Today, he surely is Guy Laliberte, Cirque du Soleil’s founding force whose creative drive powers an operation of almost unprecedented contemporary splendor and world-wide success ...
Who else in modern times had it? I will surprise you, perhaps, by suggesting — even though he did not exactly dress for the part — that maybe Cliff Vargas had it, however crudely, however fleetingly. Maybe that is the reason why he remains so profoundly respected by, it seems, everyone under the big top

When I was not even 9-years old, I went with some kids to see The Red Shoes at the Roxie movie house in Santa Rosa, and I would remember only a cinematic image of a make-believe world anchored to selfless discipline. Those days, my mother mopped up and dusted the dance studio of one Dinah Selby, so that my sister, Kathy, could take tap lessons. There, I sometimes felt a certain magic in the air... Girls danced on pointe and, in their dedication to a difficult art, I sensed there was something more to life than baseball and Lionel train sets.

Watching The Red Shoes in recent times (the other night on TCM), I marvel at its depiction of the same world, only now I find myself even more mesmerized by the figure of the dashing and demanding Anton Walbrook, who seems so hauntingly real to me in his relentless hunger for artistic exaltation. He is not a merchant. Not a cast-couching lout. He is the producer of great performances. He is the true impresario.

In Lermontov, I can see shades of John Ringling North — the impeccably attired, elusive mogul assuming a position above it all. North must have known what an impresario can do for the circus. If his uncles gave the show the respect of a family operation, North gave it the flamboyance of one man’s superior vision. Like most entrepreneurs, he did not direct or design. More often, they inspire. Badger. Hold out. Expect. Push. Insist. Even dream, sometimes madly ...

Now at the Circus World Museum in Baraboo, where at long last the long-guarded Ringling-Barnum Archives have been opened to the public, there are a couple of stunning documents written in North’s own handwriting. These two discoveries open wide a window into the emotions of a man who rarely revealed his innermost thoughts on the subject of producing. In his own handwriting, we can witness him boldly issuing notes on the 1951 show after it had just opened. There is a lot of the bluntness of a Lertmontov in them: “Sammy Grossman, arrange Veronica Martel so it will be perfection. Doug Morris, give her perfect lighting. This is a new star with a magnetic personality.”

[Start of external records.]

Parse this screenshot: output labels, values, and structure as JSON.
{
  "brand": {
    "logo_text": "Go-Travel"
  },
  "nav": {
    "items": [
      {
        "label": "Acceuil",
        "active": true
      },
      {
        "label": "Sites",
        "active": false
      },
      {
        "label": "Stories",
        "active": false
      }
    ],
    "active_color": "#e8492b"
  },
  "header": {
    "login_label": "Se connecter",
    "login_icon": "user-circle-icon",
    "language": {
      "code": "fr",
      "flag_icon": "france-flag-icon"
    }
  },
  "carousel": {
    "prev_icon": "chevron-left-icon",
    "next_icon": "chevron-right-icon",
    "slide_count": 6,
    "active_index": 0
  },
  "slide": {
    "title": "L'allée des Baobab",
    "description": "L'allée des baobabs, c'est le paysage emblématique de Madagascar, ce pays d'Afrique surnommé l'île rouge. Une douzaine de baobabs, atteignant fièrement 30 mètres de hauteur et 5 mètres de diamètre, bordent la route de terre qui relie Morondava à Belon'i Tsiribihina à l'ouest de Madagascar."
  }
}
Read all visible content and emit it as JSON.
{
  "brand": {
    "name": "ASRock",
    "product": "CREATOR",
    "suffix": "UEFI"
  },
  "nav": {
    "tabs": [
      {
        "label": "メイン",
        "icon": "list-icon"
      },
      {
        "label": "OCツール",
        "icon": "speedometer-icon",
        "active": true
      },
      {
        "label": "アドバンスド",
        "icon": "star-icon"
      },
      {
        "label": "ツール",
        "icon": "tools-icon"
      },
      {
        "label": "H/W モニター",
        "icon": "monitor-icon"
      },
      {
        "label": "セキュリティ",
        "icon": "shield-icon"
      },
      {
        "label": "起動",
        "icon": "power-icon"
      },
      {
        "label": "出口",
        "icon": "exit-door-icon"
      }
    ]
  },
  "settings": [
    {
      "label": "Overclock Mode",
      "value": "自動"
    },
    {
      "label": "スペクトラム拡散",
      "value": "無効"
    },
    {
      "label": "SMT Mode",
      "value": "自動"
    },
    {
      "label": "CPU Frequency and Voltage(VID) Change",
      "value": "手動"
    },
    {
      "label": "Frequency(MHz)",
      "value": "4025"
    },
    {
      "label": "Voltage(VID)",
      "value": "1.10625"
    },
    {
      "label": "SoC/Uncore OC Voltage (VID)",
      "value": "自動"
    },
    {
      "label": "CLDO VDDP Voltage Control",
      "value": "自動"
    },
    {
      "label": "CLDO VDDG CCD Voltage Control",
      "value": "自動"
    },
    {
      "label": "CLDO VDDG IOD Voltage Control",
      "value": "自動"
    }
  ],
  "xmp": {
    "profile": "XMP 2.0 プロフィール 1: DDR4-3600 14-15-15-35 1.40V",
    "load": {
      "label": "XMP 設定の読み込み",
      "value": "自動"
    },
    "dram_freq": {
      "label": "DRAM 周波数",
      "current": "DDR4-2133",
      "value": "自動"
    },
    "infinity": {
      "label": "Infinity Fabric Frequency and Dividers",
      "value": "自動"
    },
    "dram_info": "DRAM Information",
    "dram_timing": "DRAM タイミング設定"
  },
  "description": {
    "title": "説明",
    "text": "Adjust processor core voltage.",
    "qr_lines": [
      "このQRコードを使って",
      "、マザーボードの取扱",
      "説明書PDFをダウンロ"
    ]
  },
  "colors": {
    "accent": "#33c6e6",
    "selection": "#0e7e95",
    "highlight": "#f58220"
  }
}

And more, of which .. “As of today, I demand that all acts finish their numbers together and any feuds as such will engage themselves for mortal combat outside of the circus arena.” Lermontov? Walbrook?

Here is my favorite picture of the mysterious Mr. North, who strangely almost never attended any of the circuses he produced once they passed through dress rehearsal and onto opening night. So tentative, standing there all alone at the edge of the Paris opening during the European tour. Insecure about his own work? Not quite sold on the result? Holding out still for something he knows he may never achieve? Waiting, still, perhaps, for his own elusive Lermontov masterpiece?

[photos, above: Anton Walbrook in The Red Shoes; Guy Laliberte; Cliff Vargas; John Ringling North, in Business Week, October 12, 1963)

First posted February 14, 2008


Raffaele De Ritis said...

so I hope your next book will be about "Unknown Johnny North", if you starts to dig into this treasure finally opened.
This Paris picture is touching.

Ben Trumble said...

I can certainly buy the idea of JRN as Impresario, those I might question the consistency of his "vision" through the years. I suspect that Robert Ringling had a distinct "vision" as well, but lack the talent for intrigue and infighting. Both were rather more interesting showmen in the theatrical sense than the original brothers -- even Al. I think Irvin Feld enjoyed playing Impresario so long as he was spending somebody else's money. Vargas had it in spades, he just played in a different league.

It's harder to see casting a glance back earlier. Was Charles Sparks an Impresario, or James Bailey? Both were certainly brilliant and detail oriented, but for them maybe it was the mechanics of circus more than the flash and the spangles once the gas lights glowed.